21. April 2013 15:00
When it comes to ripping thin strips of wood on the table saw, safety should always come first. Having a thin piece of wood too close between the fence and blade can be dangerious. Not to mention, it probably won't be every actuate. So i made a simple jig to rip thin strips on the opposite side. It was made from a few scraps and took no time to make. Watch this video and see how it works. If you would like a drawing of my jig, you can contact me at email@example.com
25. January 2013 12:49
I’m going to do a half lap with a cross cut, chisel paring, and followed through with a shoulder plane. Now if you didn’t know better, you might be thinking I’m an Olympic diver getting ready to execute a stunning high dive. But alas, I am not. I’m a woodworker, and this is a structural joint and the tools I will use to make a simple, yet strong woodworking joint.
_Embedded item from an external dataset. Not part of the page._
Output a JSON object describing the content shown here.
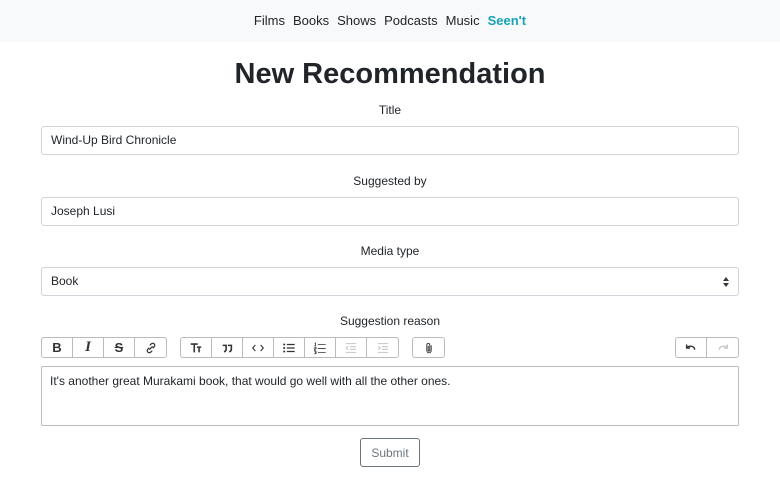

The Half Lap is a joint used to connect two intersecting pieces of wood. Each piece of wood is sawn to half its thickness. When the two are then overlapped, the two are now again the thickness of one.
In times of old, this might have been considered as an inadequate means of joining two boards together. In early time glue was not available. I imagine to secure this joint, the boards would have had to be drilled through and fastened by dowel rods. Or maybe they nailed it? Either way, it would not have been a good joint to hold up against any rugged usage.
However, with today's modern glue, it has the ability to adhere to the wood with incredible strength. If you would try to break it, the wood would snap before the glued joint would fail. Wood has three edges in which glue can be applied. Face grain, the large, flat surface area of a board. Edge grain, the smaller side of the board running length wise. And end grain, the ends of the board, running width wise. Yet, end grain gluing is an inadequate means of bonding two pieces together.
I’m going to begin with making my boards. I’ll have one horizontal on my bench and the other standing vertical. With a sharp pencil I’ll mark the vertical piece on the face and sides using the horizontal piece as a gauge. Then i’ll reverse the two pieces and mark the same on the other board.
Using a marking gauge, I’ll set it for half the thickness and run it down the sides of the boards.
With a square and a sharp knife, I’ll scribe a line across the face of the board following my pencil line. I continue to make a few passes with my knife. Then I angle the knife, removing a small amount of wood, creating a shoulder or trench on the waste side for my saw to rest in. I’m going to do this for both pieces.
I’ve picked up my crosscut saw and using that trench as a guide, I’ll saw down to my marking gauge line. I’ll move my saw over 3/16” and make a series of saw cuts repeating this until I come to the edge of the boards.
Now comes the fun part. I use a ⅞” chisel and place it in between the saw kerfs. Pry the chisel and most of the wood will snap out. I love doing this. It’s fast, easy and there is something fun about it. Maybe it’s the sound of the wood breaking like the sound of knuckles cracking on fingers. I’m not sure, I just know I enjoy doing it.
The mating surfaces are still rough at this point. So I’ll smooth them out with a shinto rasp. I’ll do a test fit to see how the joint fits. If the half lap isn’t quite wide enough, I’ll use a shoulder plane to carefully shave the joint so the fitting is exact.
From there it’s just applying the glue. I’m going to spread the glue evenly on both mating surfaces. I want to make sure that I’m using all the surface available to me to get the maximum holding power. Then I apply the clamps and let it set overnight.
If you would like to see an example of this joint being made check out my videos at
www.youtube.com/bigchopperoo and watch “Craftsman Frame- part 1”
Chad Stanton- Stanton Fine Furniture
13. January 2013 13:02
Almost every cabinet door manufactured today is made by a cope and stick method. And there is a good reason for it. It's been a method that has proven to be fast, accurate, and reasonable strong for decades now. If you are thinking of making your own cabinet doors, Cope & Stick is a good choice for you. Cope and Stick is a set of router bits, typically sold together. One makes the proflie and groove to accept the inner panle. (the stick) The other makes a reversed profile and a small tenon to go into the groove. (the cope) Put the two together and they fit like a match made in heaven. There are a few steps that should be followed when making cope and stick doors. This video will show the order in which those steps are done as well as a few tips to go along with it.
chad stanton- stanton fine furniture
6. January 2013 21:16
When it comes to doing cabinet doors most people opt for full over lay doors. A full over lay is when the door sits over the faceframe of the cabinet. However, an inset door is where the door mounts flush to the faceframe, which can be tricky for some because for the door's gaps need to be even and consistent all the way around. Well this video will show you how to accomplish this in a very easy way. This is a great video to take your woodworking to the next level if this is something you've struggled with. Hope you enjoy it.
Chad Stanton- Stanton Fine Furniture
5. October 2008 03:42
Here's the final 3 part mini series of the "little box". Eat some snacks and have a rip roarin' good time.